Retraining should be conducted at the earliest opportunity to translate observation and
evaluation into training to standard. Commanders must ensure that units understand
that training is incomplete until the Army standard is achieved.
The AAR is often “tiered” as a multiechelon leader development technique. Following
an AAR with all participants, senior trainers may use the AAR for an extended profes-
sional discussion with selected leaders. These discussions usually include a more
specific AAR of leader contributions to the observed training results.
II. Steps in the After Action Review (AAR)
Ref: FM 7-0 Training the Force, pp. 6-4 to 6-5.
1-60 (Tactical Mission Fundamentals) IX. The AAR
Leaders are responsible for training their units and making their units adapt. The
AAR is one of the primary tools used to accomplish this. It does this by providing
feedback, which should be direct and on the spot. Each time an incorrect perfor-
mance is observed, it should be immediately corrected so it does not interfere with
future tasks. During major events or activities, it is not always easy to notice incor-
rect performances. An AAR should be planned at the end of each activity or event. In
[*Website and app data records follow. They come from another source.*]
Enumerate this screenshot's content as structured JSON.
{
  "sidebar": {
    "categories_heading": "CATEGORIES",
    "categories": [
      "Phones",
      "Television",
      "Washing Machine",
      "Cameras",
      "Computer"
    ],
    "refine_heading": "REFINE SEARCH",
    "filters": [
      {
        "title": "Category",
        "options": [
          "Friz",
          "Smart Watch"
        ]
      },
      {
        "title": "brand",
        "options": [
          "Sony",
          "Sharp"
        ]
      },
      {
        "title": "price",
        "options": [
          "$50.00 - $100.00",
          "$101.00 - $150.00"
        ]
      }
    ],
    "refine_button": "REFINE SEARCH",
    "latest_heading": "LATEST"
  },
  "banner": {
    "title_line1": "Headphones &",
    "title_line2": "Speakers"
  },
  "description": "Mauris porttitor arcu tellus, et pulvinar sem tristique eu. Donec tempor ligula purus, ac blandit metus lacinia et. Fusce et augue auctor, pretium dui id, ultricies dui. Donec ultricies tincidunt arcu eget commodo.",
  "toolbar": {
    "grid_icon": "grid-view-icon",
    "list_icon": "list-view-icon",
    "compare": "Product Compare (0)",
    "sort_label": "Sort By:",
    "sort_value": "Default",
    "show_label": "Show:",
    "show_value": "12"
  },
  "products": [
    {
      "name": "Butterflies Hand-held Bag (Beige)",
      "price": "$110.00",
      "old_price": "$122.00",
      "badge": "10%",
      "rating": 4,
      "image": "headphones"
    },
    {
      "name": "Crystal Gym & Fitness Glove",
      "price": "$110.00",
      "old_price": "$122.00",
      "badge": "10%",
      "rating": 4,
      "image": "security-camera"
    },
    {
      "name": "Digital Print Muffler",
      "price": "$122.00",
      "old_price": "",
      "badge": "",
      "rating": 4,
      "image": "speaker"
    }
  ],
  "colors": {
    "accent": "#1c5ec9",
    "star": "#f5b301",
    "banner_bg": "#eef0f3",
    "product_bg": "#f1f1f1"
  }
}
doing so, feedback can be provided, lessons can be learned, and ideas and sugges-
tions can be generated to ensure the next project or activity will be an improved one.
To maximize the effectiveness of AARs, leaders should plan and rehearse before
training begins. After-action review planning is a routine part of unit near-term plan-
ning (six to eight weeks out). During planning, leaders assign OC responsibilities
and identify tentative times and locations for AARs. This ensures the allocation of
time and resources to conduct AARs and reinforces the important role AARs play in
realizing the full benefit of training.
Because soldiers and leaders participating in an AAR actively discover what hap-
pened and why, they learn and remember more than they would from a critique
alone. A critique only gives one viewpoint and frequently provides little opportunity
for discussion of events by participants. Soldier observations and comments may not
be encouraged. The climate of the critique, focusing only on what is wrong, prevents
candid discussion of training events and stifles learning and team building.
The art of an AAR is in obtaining mutual trust so people will speak freely. Problem
solving should be practical and Soldiers should not be preoccupied with status, ter-
ritory, or second guessing “what the leader will think.” There is a fine line between
keeping the meeting from falling into chaos where little is accomplished, to people
treating each other in a formal and polite manner that masks issues (especially with
The AAR facilitator should—
• Remain unbiased throughout the review
• Ask open-ended questions to draw out comments from all
• Do not allow personal attacks
• Focus on learning and continuous improvement
• Strive to allow others to offer solutions rather than offering them yourself
• Find solutions and recommendations to make the unit better
To avoid turning an AAR into a critique or lecture—
• Ask why certain actions were taken
• Ask how Soldiers reacted to certain situations
• Ask when actions were initiated
• Ask leading and thought-provoking questions
• Exchange “war stories” (lessons learned)
• Ask Soldiers to provide their own point of view on what happened
• Relate events to subsequent results
• Explore alternative courses of actions that might have been more effective
• Handle complaints positively
• When the discussion turns to errors made, emphasize the positive and point
out the difficulties of making tough decisions
• Allow junior leaders to discuss the events with their Soldiers in private
• Follow up on needed actions